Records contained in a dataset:
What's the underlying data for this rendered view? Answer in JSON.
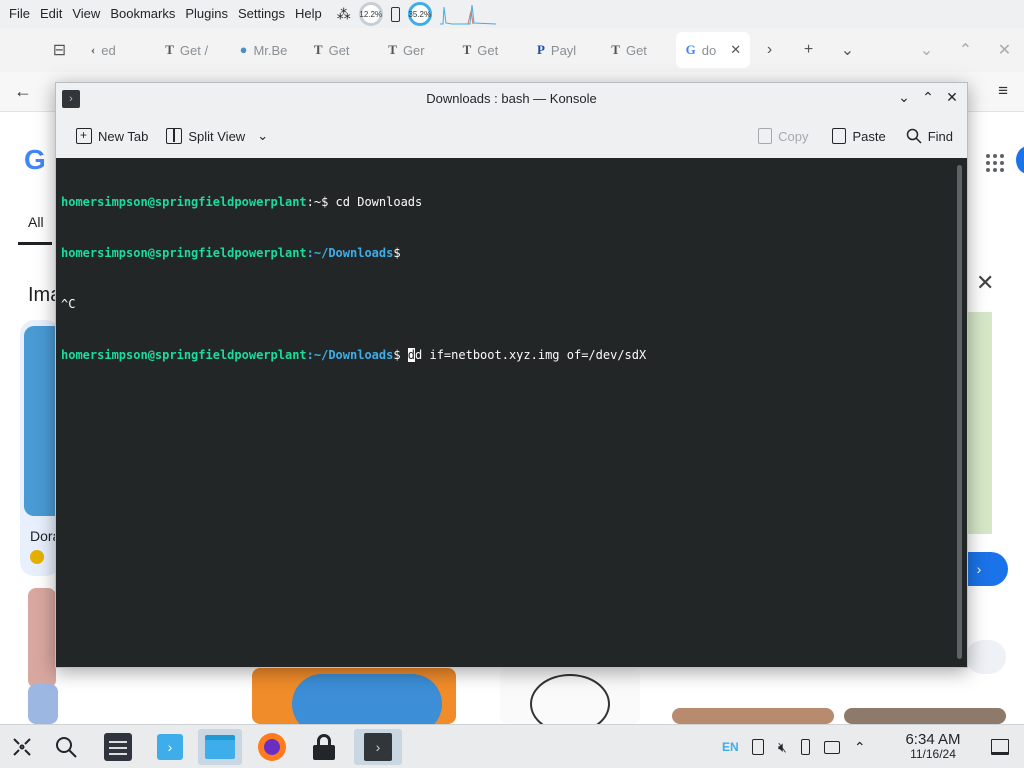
{
  "browser": {
    "menu": [
      "File",
      "Edit",
      "View",
      "Bookmarks",
      "Plugins",
      "Settings",
      "Help"
    ],
    "monitor": {
      "gauge1": "12.2%",
      "gauge2": "35.2%"
    },
    "tabs": [
      {
        "glyph": "‹",
        "label": "ed"
      },
      {
        "glyph": "T",
        "label": "Get /"
      },
      {
        "glyph": "●",
        "label": "Mr.Be"
      },
      {
        "glyph": "T",
        "label": "Get"
      },
      {
        "glyph": "T",
        "label": "Ger"
      },
      {
        "glyph": "T",
        "label": "Get"
      },
      {
        "glyph": "P",
        "label": "Payl"
      },
      {
        "glyph": "T",
        "label": "Get"
      },
      {
        "glyph": "G",
        "label": "do"
      }
    ],
    "content": {
      "all_filter": "All",
      "section": "Ima",
      "card_caption": "Dora"
    }
  },
  "konsole": {
    "title": "Downloads : bash — Konsole",
    "toolbar": {
      "new_tab": "New Tab",
      "split_view": "Split View",
      "copy": "Copy",
      "paste": "Paste",
      "find": "Find"
    },
    "terminal": {
      "user": "homersimpson@springfieldpowerplant",
      "line1_path": ":~",
      "line1_cmd": "$ cd Downloads",
      "line2_path": ":~/Downloads",
      "line2_cmd": "$",
      "line3": "^C",
      "line4_path": ":~/Downloads",
      "line4_prompt": "$ ",
      "line4_cursor_char": "d",
      "line4_cmd": "d if=netboot.xyz.img of=/dev/sdX"
    }
  },
  "taskbar": {
    "lang": "EN",
    "time": "6:34 AM",
    "date": "11/16/24"
  },
  "colors": {
    "terminal_bg": "#232627",
    "user": "#1cdc9a",
    "path": "#3daee9",
    "accent": "#3daee9"
  }
}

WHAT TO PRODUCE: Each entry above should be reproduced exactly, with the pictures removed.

WRITTEN ANSWER:
What's the underlying data for this rendered view? Answer in JSON.
{
  "browser": {
    "menu": [
      "File",
      "Edit",
      "View",
      "Bookmarks",
      "Plugins",
      "Settings",
      "Help"
    ],
    "monitor": {
      "gauge1": "12.2%",
      "gauge2": "35.2%"
    },
    "tabs": [
      {
        "glyph": "‹",
        "label": "ed"
      },
      {
        "glyph": "T",
        "label": "Get /"
      },
      {
        "glyph": "●",
        "label": "Mr.Be"
      },
      {
        "glyph": "T",
        "label": "Get"
      },
      {
        "glyph": "T",
        "label": "Ger"
      },
      {
        "glyph": "T",
        "label": "Get"
      },
      {
        "glyph": "P",
        "label": "Payl"
      },
      {
        "glyph": "T",
        "label": "Get"
      },
      {
        "glyph": "G",
        "label": "do"
      }
    ],
    "content": {
      "all_filter": "All",
      "section": "Ima",
      "card_caption": "Dora"
    }
  },
  "konsole": {
    "title": "Downloads : bash — Konsole",
    "toolbar": {
      "new_tab": "New Tab",
      "split_view": "Split View",
      "copy": "Copy",
      "paste": "Paste",
      "find": "Find"
    },
    "terminal": {
      "user": "homersimpson@springfieldpowerplant",
      "line1_path": ":~",
      "line1_cmd": "$ cd Downloads",
      "line2_path": ":~/Downloads",
      "line2_cmd": "$",
      "line3": "^C",
      "line4_path": ":~/Downloads",
      "line4_prompt": "$ ",
      "line4_cursor_char": "d",
      "line4_cmd": "d if=netboot.xyz.img of=/dev/sdX"
    }
  },
  "taskbar": {
    "lang": "EN",
    "time": "6:34 AM",
    "date": "11/16/24"
  },
  "colors": {
    "terminal_bg": "#232627",
    "user": "#1cdc9a",
    "path": "#3daee9",
    "accent": "#3daee9"
  }
}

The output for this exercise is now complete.